• Task inputs
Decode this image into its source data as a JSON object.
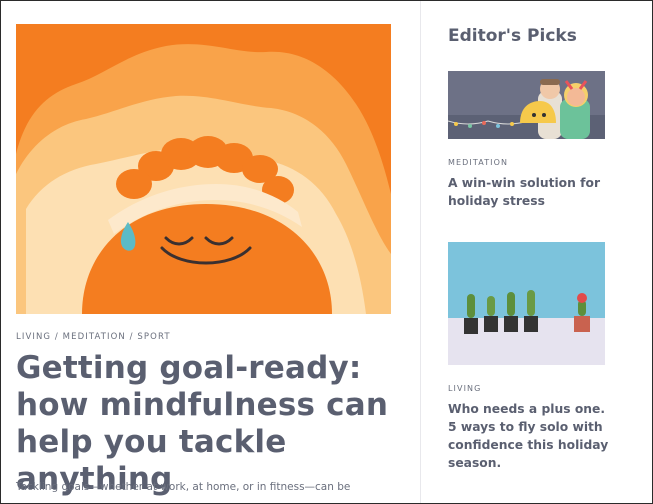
{
  "article": {
    "tags": "LIVING / MEDITATION / SPORT",
    "headline": "Getting goal-ready: how mindfulness can help you tackle anything",
    "excerpt": "Tackling goals—whether at work, at home, or in fitness—can be"
  },
  "sidebar": {
    "title": "Editor's Picks",
    "picks": [
      {
        "category": "MEDITATION",
        "title": "A win-win solution for holiday stress"
      },
      {
        "category": "LIVING",
        "title": "Who needs a plus one. 5 ways to fly solo with confidence this holiday season."
      }
    ]
  },
  "colors": {
    "accent_orange": "#f47d20",
    "text": "#5a5f70",
    "sky_blue": "#7cc3dc"
  }
}
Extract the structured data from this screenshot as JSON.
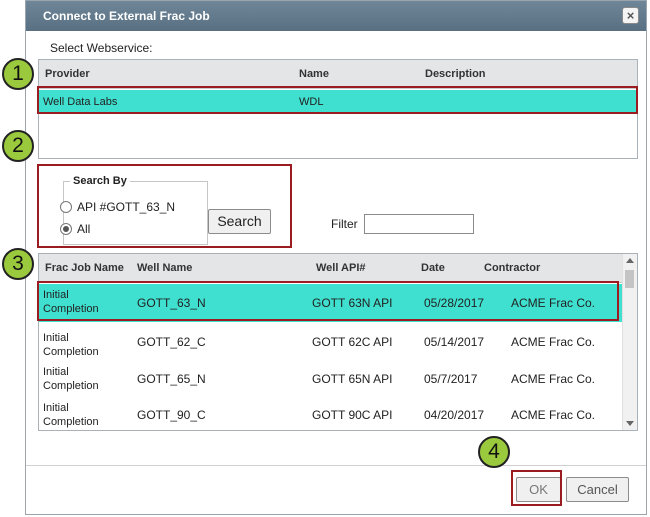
{
  "dialog": {
    "title": "Connect to External Frac Job",
    "close_glyph": "×",
    "select_webservice_label": "Select Webservice:"
  },
  "webservice_grid": {
    "columns": [
      "Provider",
      "Name",
      "Description"
    ],
    "rows": [
      {
        "provider": "Well Data Labs",
        "name": "WDL",
        "description": "",
        "selected": true
      }
    ]
  },
  "search_by": {
    "legend": "Search By",
    "options": [
      {
        "label": "API #GOTT_63_N",
        "checked": false
      },
      {
        "label": "All",
        "checked": true
      }
    ],
    "search_button": "Search"
  },
  "filter": {
    "label": "Filter",
    "value": ""
  },
  "jobs_grid": {
    "columns": [
      "Frac Job Name",
      "Well Name",
      "Well API#",
      "Date",
      "Contractor"
    ],
    "rows": [
      {
        "job": "Initial Completion",
        "well": "GOTT_63_N",
        "api": "GOTT 63N API",
        "date": "05/28/2017",
        "contractor": "ACME Frac Co.",
        "selected": true
      },
      {
        "job": "Initial Completion",
        "well": "GOTT_62_C",
        "api": "GOTT 62C API",
        "date": "05/14/2017",
        "contractor": "ACME Frac Co.",
        "selected": false
      },
      {
        "job": "Initial Completion",
        "well": "GOTT_65_N",
        "api": "GOTT 65N API",
        "date": "05/7/2017",
        "contractor": "ACME Frac Co.",
        "selected": false
      },
      {
        "job": "Initial Completion",
        "well": "GOTT_90_C",
        "api": "GOTT 90C API",
        "date": "04/20/2017",
        "contractor": "ACME Frac Co.",
        "selected": false
      }
    ]
  },
  "footer": {
    "ok": "OK",
    "cancel": "Cancel"
  },
  "callouts": {
    "badge_1": "1",
    "badge_2": "2",
    "badge_3": "3",
    "badge_4": "4"
  },
  "colors": {
    "title_bar": "#587082",
    "selection": "#3fe0cf",
    "callout_border": "#9b1c20",
    "badge_fill": "#9bc93d"
  }
}
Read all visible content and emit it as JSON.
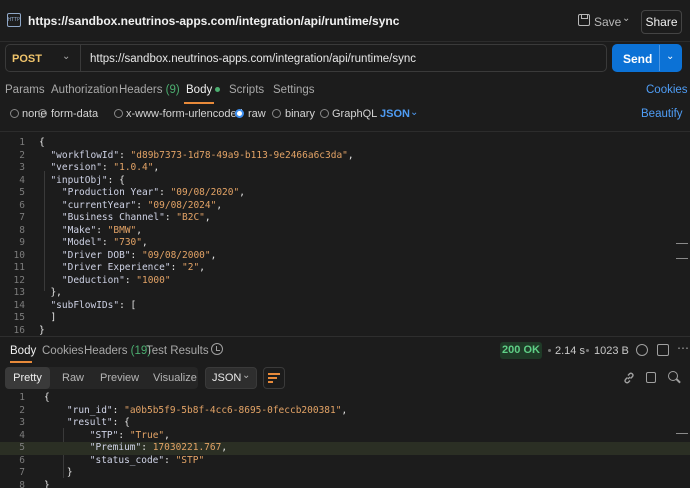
{
  "window": {
    "app_icon_text": "HTTP",
    "title": "https://sandbox.neutrinos-apps.com/integration/api/runtime/sync",
    "save_label": "Save",
    "share_label": "Share"
  },
  "request": {
    "method": "POST",
    "url": "https://sandbox.neutrinos-apps.com/integration/api/runtime/sync",
    "send_label": "Send",
    "tabs": [
      {
        "label": "Params"
      },
      {
        "label": "Authorization"
      },
      {
        "label": "Headers",
        "count": "(9)"
      },
      {
        "label": "Body",
        "active": true
      },
      {
        "label": "Scripts"
      },
      {
        "label": "Settings"
      }
    ],
    "cookies_label": "Cookies",
    "beautify_label": "Beautify",
    "body_types": [
      "none",
      "form-data",
      "x-www-form-urlencoded",
      "raw",
      "binary",
      "GraphQL"
    ],
    "body_type_selected": "raw",
    "format": "JSON"
  },
  "request_body_lines": [
    {
      "n": "1",
      "text": "{"
    },
    {
      "n": "2",
      "text": "  \"workflowId\": \"d89b7373-1d78-49a9-b113-9e2466a6c3da\","
    },
    {
      "n": "3",
      "text": "  \"version\": \"1.0.4\","
    },
    {
      "n": "4",
      "text": "  \"inputObj\": {"
    },
    {
      "n": "5",
      "text": "    \"Production Year\": \"09/08/2020\","
    },
    {
      "n": "6",
      "text": "    \"currentYear\": \"09/08/2024\","
    },
    {
      "n": "7",
      "text": "    \"Business Channel\": \"B2C\","
    },
    {
      "n": "8",
      "text": "    \"Make\": \"BMW\","
    },
    {
      "n": "9",
      "text": "    \"Model\": \"730\","
    },
    {
      "n": "10",
      "text": "    \"Driver DOB\": \"09/08/2000\","
    },
    {
      "n": "11",
      "text": "    \"Driver Experience\": \"2\","
    },
    {
      "n": "12",
      "text": "    \"Deduction\": \"1000\""
    },
    {
      "n": "13",
      "text": "  },"
    },
    {
      "n": "14",
      "text": "  \"subFlowIDs\": ["
    },
    {
      "n": "15",
      "text": "  ]"
    },
    {
      "n": "16",
      "text": "}"
    }
  ],
  "response": {
    "tabs": [
      {
        "label": "Body",
        "active": true
      },
      {
        "label": "Cookies"
      },
      {
        "label": "Headers",
        "count": "(19)"
      },
      {
        "label": "Test Results"
      }
    ],
    "status": "200 OK",
    "time": "2.14 s",
    "size": "1023 B",
    "view_modes": [
      "Pretty",
      "Raw",
      "Preview",
      "Visualize"
    ],
    "view_mode_selected": "Pretty",
    "format": "JSON"
  },
  "response_body_lines": [
    {
      "n": "1",
      "text": "{"
    },
    {
      "n": "2",
      "text": "    \"run_id\": \"a0b5b5f9-5b8f-4cc6-8695-0feccb200381\","
    },
    {
      "n": "3",
      "text": "    \"result\": {"
    },
    {
      "n": "4",
      "text": "        \"STP\": \"True\","
    },
    {
      "n": "5",
      "text": "        \"Premium\": 17030221.767,"
    },
    {
      "n": "6",
      "text": "        \"status_code\": \"STP\""
    },
    {
      "n": "7",
      "text": "    }"
    },
    {
      "n": "8",
      "text": "}"
    }
  ],
  "colors": {
    "accent_blue": "#0c72d6",
    "method_yellow": "#f0c46b",
    "status_green": "#5fcf86",
    "tab_underline": "#e88a3a",
    "string_orange": "#e3a366"
  }
}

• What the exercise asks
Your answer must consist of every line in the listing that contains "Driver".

• Result for this exercise
      "text": "    \"Driver DOB\": \"09/08/2000\","
      "text": "    \"Driver Experience\": \"2\","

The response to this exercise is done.